__WHAT THE TASK REQUIRES__
Return the records that follow unaltered. Omit every picture.

(Interface dataset entries)
■ ■ ■

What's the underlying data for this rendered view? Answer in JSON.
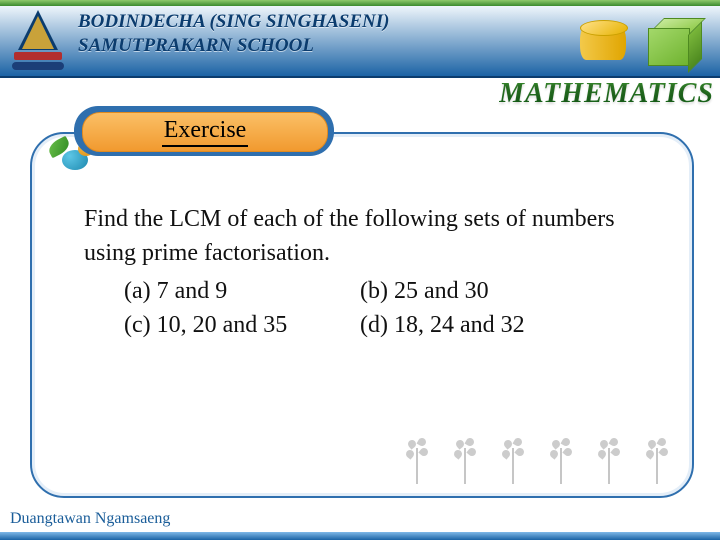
{
  "header": {
    "school_line1": "BODINDECHA (SING SINGHASENI)",
    "school_line2": "SAMUTPRAKARN SCHOOL",
    "subject": "MATHEMATICS"
  },
  "card": {
    "badge_label": "Exercise",
    "question": "Find the LCM of each of the following sets of numbers using prime factorisation.",
    "options": {
      "a": "(a) 7 and 9",
      "b": "(b) 25 and 30",
      "c": "(c) 10, 20 and 35",
      "d": "(d) 18, 24 and 32"
    }
  },
  "footer": {
    "author": "Duangtawan Ngamsaeng"
  }
}
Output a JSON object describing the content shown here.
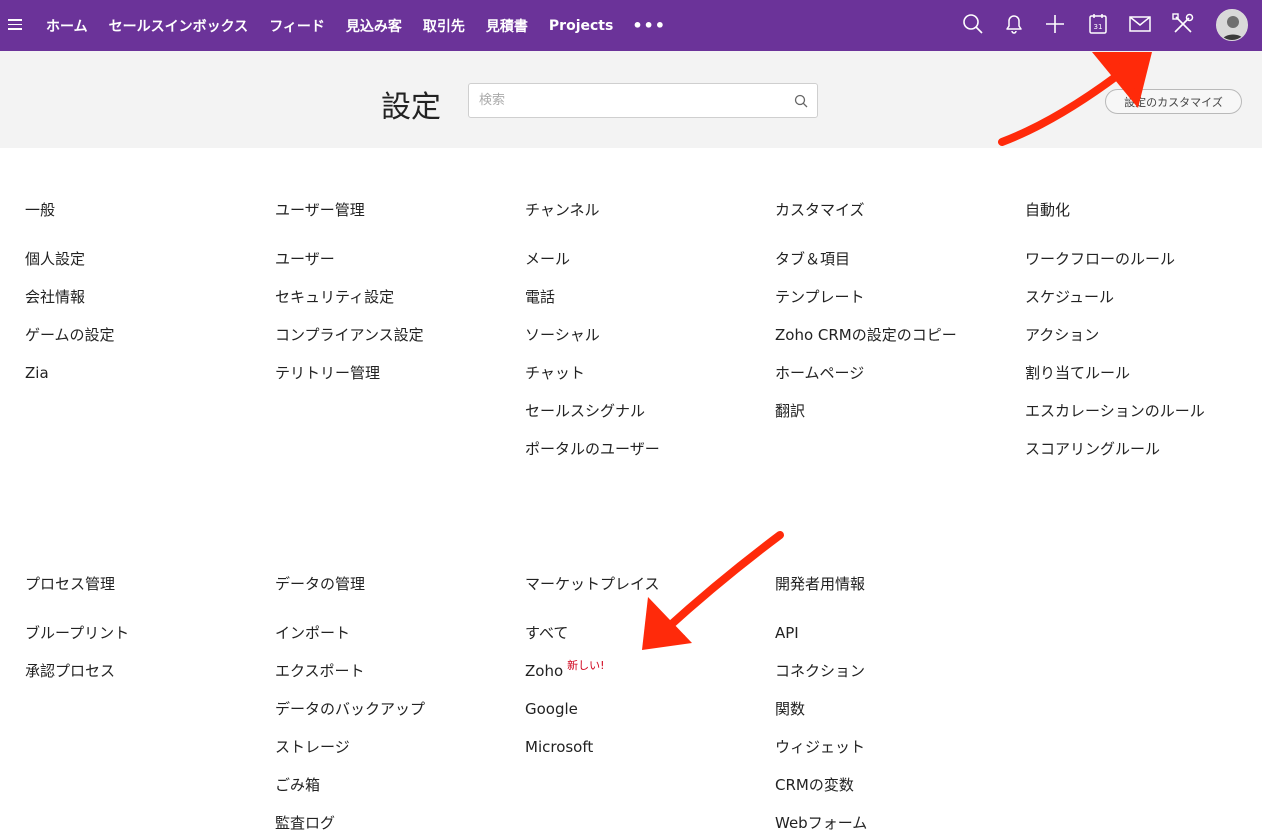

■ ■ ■

__EXPECTED ANSWER__
What's the underlying data for this rendered view? Answer in JSON.
{
  "header": {
    "school_line1": "BODINDECHA (SING SINGHASENI)",
    "school_line2": "SAMUTPRAKARN SCHOOL",
    "subject": "MATHEMATICS"
  },
  "card": {
    "badge_label": "Exercise",
    "question": "Find the LCM of each of the following sets of numbers using prime factorisation.",
    "options": {
      "a": "(a) 7 and 9",
      "b": "(b) 25 and 30",
      "c": "(c) 10, 20 and 35",
      "d": "(d) 18, 24 and 32"
    }
  },
  "footer": {
    "author": "Duangtawan Ngamsaeng"
  }
}
Output a JSON object describing the content shown here.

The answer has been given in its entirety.